Voting Today in A Vermont Village After Teaching

As much as I love my students, I scolded them soundly today. I don’t know why I was so shocked when over half said they weren’t voting in the primary, and some weren’t intending to vote in the general election either. They couldn’t understand my dismay. They didn’t see the big deal–their feeling of disconnection from the political process was stunning. Perhaps because I have recently pushed myself out of my higher ed torpor to take a stand about how I intend to participate in a more inclusive, cross-cultural, community-intensive educational process, I am taking pretty hard their rejection of any stand about their country’s future.

It’s unimaginable to me to be 18, 19 or 20 and NOT vote. It was what turning 18 was all about! Even when I have been unhappy with the choices, I have worked hard to participate in campaigns, conversations, and always always always to vote. I’ve written in candidates from time to time when the choices were too grim to consider, but I’ve been there in the booth, pencil in hand.

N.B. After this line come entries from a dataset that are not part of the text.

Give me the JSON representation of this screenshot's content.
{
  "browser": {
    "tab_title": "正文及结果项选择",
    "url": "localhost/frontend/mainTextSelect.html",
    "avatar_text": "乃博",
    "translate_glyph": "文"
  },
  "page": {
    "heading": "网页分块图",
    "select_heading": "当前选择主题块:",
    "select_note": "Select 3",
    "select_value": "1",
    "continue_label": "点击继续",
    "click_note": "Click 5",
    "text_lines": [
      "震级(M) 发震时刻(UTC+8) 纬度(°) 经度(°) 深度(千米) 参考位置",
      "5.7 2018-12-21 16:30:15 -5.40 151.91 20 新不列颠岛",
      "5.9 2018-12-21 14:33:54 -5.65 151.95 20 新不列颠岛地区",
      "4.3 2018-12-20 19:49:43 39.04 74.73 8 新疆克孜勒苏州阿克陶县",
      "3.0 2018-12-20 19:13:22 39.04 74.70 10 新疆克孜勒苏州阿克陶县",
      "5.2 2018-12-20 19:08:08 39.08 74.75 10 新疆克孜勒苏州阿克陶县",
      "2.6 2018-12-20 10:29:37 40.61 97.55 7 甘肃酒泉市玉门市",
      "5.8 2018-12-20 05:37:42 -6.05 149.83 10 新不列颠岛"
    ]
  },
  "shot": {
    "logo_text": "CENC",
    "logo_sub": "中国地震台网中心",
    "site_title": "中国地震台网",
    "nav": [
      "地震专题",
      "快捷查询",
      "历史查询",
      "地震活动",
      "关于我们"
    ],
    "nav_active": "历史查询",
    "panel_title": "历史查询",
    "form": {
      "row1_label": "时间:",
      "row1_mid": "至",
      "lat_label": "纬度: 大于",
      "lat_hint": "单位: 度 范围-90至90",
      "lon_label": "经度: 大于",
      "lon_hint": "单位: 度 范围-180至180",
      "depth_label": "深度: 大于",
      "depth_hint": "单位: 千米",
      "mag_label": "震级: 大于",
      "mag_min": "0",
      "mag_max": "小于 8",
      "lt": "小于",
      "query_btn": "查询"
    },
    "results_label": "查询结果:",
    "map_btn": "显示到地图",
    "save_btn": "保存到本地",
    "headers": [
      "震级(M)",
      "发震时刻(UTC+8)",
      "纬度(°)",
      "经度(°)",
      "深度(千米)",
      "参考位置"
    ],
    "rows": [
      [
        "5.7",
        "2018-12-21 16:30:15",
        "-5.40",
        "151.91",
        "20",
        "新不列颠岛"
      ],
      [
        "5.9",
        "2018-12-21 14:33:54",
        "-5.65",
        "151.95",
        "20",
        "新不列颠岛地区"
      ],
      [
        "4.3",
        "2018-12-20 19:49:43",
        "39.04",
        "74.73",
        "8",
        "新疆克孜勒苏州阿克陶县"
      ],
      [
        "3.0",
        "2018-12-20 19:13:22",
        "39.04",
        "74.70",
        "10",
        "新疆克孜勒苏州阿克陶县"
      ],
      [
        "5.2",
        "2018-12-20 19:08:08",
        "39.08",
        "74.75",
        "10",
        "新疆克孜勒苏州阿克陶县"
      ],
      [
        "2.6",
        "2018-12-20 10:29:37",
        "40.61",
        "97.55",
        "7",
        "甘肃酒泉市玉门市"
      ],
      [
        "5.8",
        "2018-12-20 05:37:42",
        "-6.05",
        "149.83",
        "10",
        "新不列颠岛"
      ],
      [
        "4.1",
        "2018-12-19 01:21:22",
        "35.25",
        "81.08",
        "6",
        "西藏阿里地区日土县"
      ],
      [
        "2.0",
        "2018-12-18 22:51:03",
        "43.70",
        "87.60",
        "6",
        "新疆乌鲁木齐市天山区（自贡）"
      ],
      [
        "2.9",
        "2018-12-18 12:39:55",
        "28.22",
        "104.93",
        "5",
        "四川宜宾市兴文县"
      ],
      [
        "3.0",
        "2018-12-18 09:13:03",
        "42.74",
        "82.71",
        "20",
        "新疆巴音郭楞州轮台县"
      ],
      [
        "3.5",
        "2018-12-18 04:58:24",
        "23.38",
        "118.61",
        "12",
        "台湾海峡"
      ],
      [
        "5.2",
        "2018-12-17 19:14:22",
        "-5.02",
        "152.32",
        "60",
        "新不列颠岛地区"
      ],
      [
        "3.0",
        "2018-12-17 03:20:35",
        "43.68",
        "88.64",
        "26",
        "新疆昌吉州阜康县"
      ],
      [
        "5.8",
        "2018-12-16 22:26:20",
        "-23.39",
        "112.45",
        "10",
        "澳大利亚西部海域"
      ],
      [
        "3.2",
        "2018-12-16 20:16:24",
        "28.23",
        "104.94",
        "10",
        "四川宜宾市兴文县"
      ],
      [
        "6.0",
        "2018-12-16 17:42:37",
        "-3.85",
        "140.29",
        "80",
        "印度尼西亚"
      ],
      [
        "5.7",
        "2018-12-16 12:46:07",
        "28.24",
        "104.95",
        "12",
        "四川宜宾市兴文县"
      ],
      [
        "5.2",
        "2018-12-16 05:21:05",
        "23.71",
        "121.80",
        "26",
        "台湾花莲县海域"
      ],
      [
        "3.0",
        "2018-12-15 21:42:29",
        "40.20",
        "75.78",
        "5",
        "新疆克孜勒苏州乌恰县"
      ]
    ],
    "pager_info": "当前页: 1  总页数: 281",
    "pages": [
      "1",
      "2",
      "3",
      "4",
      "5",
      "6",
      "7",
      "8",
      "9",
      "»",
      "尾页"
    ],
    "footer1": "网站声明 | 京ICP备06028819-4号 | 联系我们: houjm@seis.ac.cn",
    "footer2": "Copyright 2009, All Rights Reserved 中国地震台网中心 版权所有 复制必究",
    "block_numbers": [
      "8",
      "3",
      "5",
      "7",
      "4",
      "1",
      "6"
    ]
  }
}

I urged my students at least–if they couldn’t bring themselves to vote for a presidential candidate, if they really could see no difference between the lot of them–to make sure they voted for local, state and national legislators as well as all those school board members trying to make a difference. And to think about running for office themselves if they didn’t like the state of things.

As I drove through town past the stream of Obama and Clinton campaign signs listing in rapidly melting snowbanks, I thought some more about my students’ response. What would get them to get excited about participating in their democracy, these students at a school of considerable influence and privilege? By the time I finally arrived at our town clerk’s office at around 4:00, I had missed the famous pie sale—probably a good thing– but overheard the town clerk say that over 300 of our 630 registered voters had preceded me into our small booths. I thought of my students, too, in that moment as my eye fell on my daughter’s name on the Voter List along with the check and note, Absentee Ballot, next to it.

In the wee booth I saved the democratic primary ballot for last, moving through the green, blue and yellow local ballots first–the names of those running representing people I know, my neighbors and friends. Those votes were easy to make. Then I turned to the final sheet. The names, “Hillary Clinton” and “Barak Obama,” on the white ballot hit me in a way that even all the talk, the reading, the campaigning had not–these two names signify such a shift, such a promise: that a woman–a woman!– could be a serious contender for the White House, finally; that a black man with a name that conjures up visions of an open, multicultural society could be surging to the head of the pack–well, I was just about overwhelmed right in that tiny booth behind the red-white-and-blue curtain. And I voted. With relish.


Thursday I’ll go into class and talk again about voting–I’ll show them my little “I voted” sticker, and tease them a bit. Then we’ll explore ways that the deep, compelling creativity they are unveiling in this course can push them beyond our walls and into the community, and even how it can can help them envision participating in the political processes of their times. Just imagine what kinds of names might be on ballot by the time they’re my age–I’d like to know that they had a hand in it.